In this context, only top businesses had preferential access to credit, while small and medium-sized businesses (smes) 90% of the economic establishments in the country were excluded from any possibility of financial assistance12 (Fernndez, et al., 2005; Azpiazu, et al., 2001).

On the other hand, bank financing was principally oriented towards consumers and the service sector, while manufacturing activity was sidelined (Figure 10). This situation further worsened the deteriorated state of the Argentinean industrial fabric, mainly at the sme level (Azpiazu and Schorr, 2010), because they were strongly affected, as we already mentioned, by difficulties in accessing financing.

Figure 10. Relative Average Participation of Different Sectors of Economic Activity
Over Total Loans (1991-2001; 2002-2010)
*Includes loans for non-identified activities, as well as to persons related to the labor dependency.
Source: Prepared by the authors, based on information from the bcra, Loans by Activities.

Following the 2001 crisis and in the context of more active State participation in the economy through measures that tended to stimulate industrial activity to a certain extent mainly by fixing the exchange rate it is feasible to hope for a re-orientation of financial system flows towards industrial investment.

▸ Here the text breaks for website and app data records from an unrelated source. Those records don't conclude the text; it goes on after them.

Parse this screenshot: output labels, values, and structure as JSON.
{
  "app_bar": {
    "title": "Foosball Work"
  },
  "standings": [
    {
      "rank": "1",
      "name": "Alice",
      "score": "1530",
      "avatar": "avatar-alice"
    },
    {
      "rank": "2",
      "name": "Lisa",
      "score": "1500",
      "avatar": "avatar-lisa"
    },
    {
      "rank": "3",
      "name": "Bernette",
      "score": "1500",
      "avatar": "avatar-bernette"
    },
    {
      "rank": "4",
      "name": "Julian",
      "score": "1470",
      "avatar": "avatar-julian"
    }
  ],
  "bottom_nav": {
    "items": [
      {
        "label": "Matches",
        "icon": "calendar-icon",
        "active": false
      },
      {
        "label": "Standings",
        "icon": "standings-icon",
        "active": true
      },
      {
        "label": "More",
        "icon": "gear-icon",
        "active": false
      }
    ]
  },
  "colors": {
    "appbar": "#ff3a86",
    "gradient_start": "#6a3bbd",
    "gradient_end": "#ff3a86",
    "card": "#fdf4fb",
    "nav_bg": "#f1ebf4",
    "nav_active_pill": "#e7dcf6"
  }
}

However, as observed in Figure 10, the percentage of credit granted to the manufacturing sector was even lower than what was given during the convertibility era years. The almost non-existent link between the financial system and the productive system during the 1990s was maintained, and even worsened during the first decade of this century.

11 This situation was more likely to occur before the implementation of Basel norms, when risk evaluation was performed using the portfolio as a whole and financing could be administered among different productive activities and geoGraph zones (Titelman, 2003).

12 Funds were available from international financial markets as well as from large national and international economic groups, rendering a still more disproportionate advantage over small and medium firms (Azpiazu, et al., 2001; Bleger and Borzal, 2004)